US7405902Jun 13, 2003Jul 29, 2008Seagate Technology LlcSingle piece air diverter for a data storage device
US7420775 *Jun 23, 2005Sep 2, 2008Samsung Electronics Co., Ltd.Hard disk drive
US7511917 *Aug 9, 2004Mar 31, 2009Seagate Technology LlcDisc drive windage management arrangement with upstream fluid flow stripper and downstream disc edge damper

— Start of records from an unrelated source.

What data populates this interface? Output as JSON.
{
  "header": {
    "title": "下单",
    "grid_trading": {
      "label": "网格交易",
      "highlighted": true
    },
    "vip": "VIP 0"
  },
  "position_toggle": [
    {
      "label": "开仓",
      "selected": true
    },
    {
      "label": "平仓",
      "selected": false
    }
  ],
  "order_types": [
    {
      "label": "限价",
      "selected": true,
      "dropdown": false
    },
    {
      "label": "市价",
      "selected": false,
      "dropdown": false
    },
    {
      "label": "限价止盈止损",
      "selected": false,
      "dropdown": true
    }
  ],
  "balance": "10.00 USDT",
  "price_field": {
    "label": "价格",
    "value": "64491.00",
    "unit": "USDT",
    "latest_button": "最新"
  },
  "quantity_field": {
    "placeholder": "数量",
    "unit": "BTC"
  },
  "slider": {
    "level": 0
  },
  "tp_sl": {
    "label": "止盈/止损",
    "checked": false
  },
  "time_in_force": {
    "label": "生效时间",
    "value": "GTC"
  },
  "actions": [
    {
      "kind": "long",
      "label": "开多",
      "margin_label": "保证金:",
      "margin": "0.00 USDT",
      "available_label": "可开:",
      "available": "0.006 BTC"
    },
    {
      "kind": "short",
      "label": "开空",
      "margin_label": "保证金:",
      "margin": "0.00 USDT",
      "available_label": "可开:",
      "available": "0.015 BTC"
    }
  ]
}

US7545600Jul 1, 2008Jun 9, 2009Seagate Technology LlcSingle piece air diverter for a data storage device
US7616402Jul 19, 2004Nov 10, 2009Fujitsu LimitedRecording disk drive having shroud
US7944644 *Sep 19, 2007May 17, 2011Hitachi Global Storage Technologies, Netherlands, B.V.Rotating disk storage device having a spoiler
US20100134920 *Dec 3, 2009Jun 3, 2010Mizumoto NaoshiDisk drive with air-flow control component
Classifications
U.S. Classification360/97.13, G9B/33.047, G9B/5.23
International ClassificationG11B33/14, G11B25/04, G11B5/60, G11B21/21
Cooperative ClassificationG11B5/6005, G11B33/148
European ClassificationG11B33/14D, G11B5/60D
Legal Events
DateCodeEventDescription
Jul 30, 2013FPExpired due to failure to pay maintenance fee
Effective date: 20130607
Jun 7, 2013LAPSLapse for failure to pay maintenance fees
Jan 21, 2013REMIMaintenance fee reminder mailed
Oct 26, 2009ASAssignment
Owner name: TOSHIBA STORAGE DEVICE CORPORATION, JAPAN
Free format text: ASSIGNMENT OF ASSIGNORS INTEREST;ASSIGNOR:FUJITSU LIMITED;REEL/FRAME:023419/0031
Effective date: 20091014
Free format text: ASSIGNMENT OF ASSIGNORS INTEREST;ASSIGNOR:FUJITSU LIMITED;REEL/FRAME:023861/0881
Owner name: TOSHIBA STORAGE DEVICE CORPORATION,JAPAN
Free format text: ASSIGNMENT OF ASSIGNORS INTEREST;ASSIGNOR:FUJITSU LIMITED;US-ASSIGNMENT DATABASE UPDATED:20100429;REEL/FRAME:23861/881
Oct 26, 2009XASNot any more in us assignment database
Free format text: ASSIGNMENT OF ASSIGNORS INTEREST;ASSIGNOR:FUJITSU LIMITED;REEL/FRAME:023419/0031
Nov 6, 2008FPAYFee payment
Year of fee payment: 4
Sep 21, 2001ASAssignment
Owner name: FUJITSU LIMITED, JAPAN
Free format text: ASSIGNMENT OF ASSIGNORS INTEREST;ASSIGNORS:SAKATA, MASAHARU;INO, TSUNEYORI;YOSHIDA, MITSUAKI;AND OTHERS;REEL/FRAME:012203/0023
Effective date: 20010910
Owner name: FUJITSU LIMITED NAKAHARA-KU, KAWASAKI 1-1, KAMIKOD
Free format text: ASSIGNMENT OF ASSIGNORS INTEREST;ASSIGNORS:SAKATA, MASAHARU /AR;REEL/FRAME:012203/0023